Humans are very good at recognizing plants. Somewhere in our forgotten history, it was a matter of life and death whether or not we could remember which plant had provided nourishment and which one had poisoned a friend. It takes some time to gain confidence, but learning to identify plants offers a sense of accomplishment in a primitive manner.
Before my first day working on the project on Barro Colorado Island—where I roam the trails with team members and pluck insects off particular plants—I had access to lists of the scientific names and some field guides depicting the plants of interest; Psychotria limonensis, Psychotria horizontalis, Psychotria marginata, Eugenia oesterdiana, etc. It all looked a jumble onscreen and nothing stuck. Fortunately, I learn better in the field.

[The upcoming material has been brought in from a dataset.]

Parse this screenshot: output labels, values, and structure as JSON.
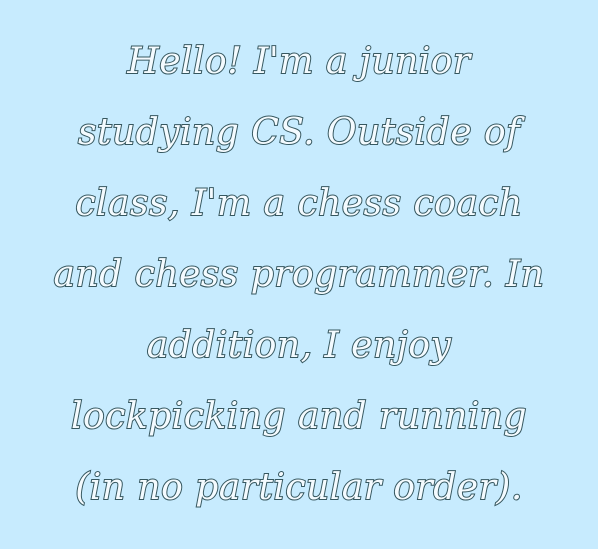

That first day was probably the one when I learned the most, in terms of forming my identification skills. A team member who had already been working on the project for three months was instrumental in sharing the tips and insider information of telling details with me.
From my limited experience with plants (which mostly stems from taking laps around my grandfather’s robust everything-and-anything-that-would-grow garden) I knew about variation in the fruit and the leaves of a plant. A developed fruit can be telling, but in the forest those fruits are soon eaten and, therefore, not a reliable identifier. Leaves can be simple or compound, arranged in an opposite or alternate pattern on the branch or the rachis. Leaves are typically the primary way to identify plants. Besides these basics, stipules, nodes and other growths, like terminal buds, can help to distinguish one species from another.
Helpful books with the intent of helping you identify plants are available and the ideal one for BCI is the Trees of Panama and Costa Rica Princeton Field Guide. Studying the book is a helpful review and highlights subtle details. (Admittedly, looking at a picture of the plant is not as helpful or telling as seeing the plant in front of you. Sometimes the texture of the leaf, or the smell or taste of a crushed leaf can be telling.)
However many plants I learn, I have to keep in mind that I do not know most of the plants on BCI or in the rest of the world. A particular plant may look like one I know, but it is important to realize when the plant is beyond the scope of the project. Of course, this does not mean that I cannot learn the new plant.
Each plant in our project has a six-letter code, usually made from the first four letters of the family name and the first two letters of the species name. Here are two examples of the type of plants that I’ve encountered.
The first specimen I would like to present to you is PSYCHO.
Common Name (according to Princeton Field Guide, Trees of Panama and Costa Rica): Cafecillo
Frequency (how commonly plant is found in 50-hectare plot, relatively): 11th
Notable Features: All Psychotria have opposite simple leaves. The leaves of horizontalis are medium-sized leaves and have clear domatia (openings in the leaf that can house insects) on the underside. The domatia are often triangular. This triangle is visible from the top of the leaf as well. Leaves tend to lay in a horizontal plane, which may help you remember the name, but this is also true in other species of Psychotria.
An especially attractive tree and the favourite of a coworker is TACHVE.
Common Name: Suicide tree—TACHVE only reproduces once in its lifetime. It drops all of its seeds and then dies to shed light on and make room for the saplings.
Notable Features: Tachigali versicolor has compound alternate leaves with odd-pinnate leaflets, which means that there is an odd number of leaflets on the leaf rachis. The leaves tend to angle upward and they tend to jut from the tree in groupings. This makes the leaves look like spokes of a wheel. Among all other plants on BCI, versicolor has an especially unique trunk. The trunk looks like many skinnier trunks fused together because of its pockmarks.Add this article to your reading list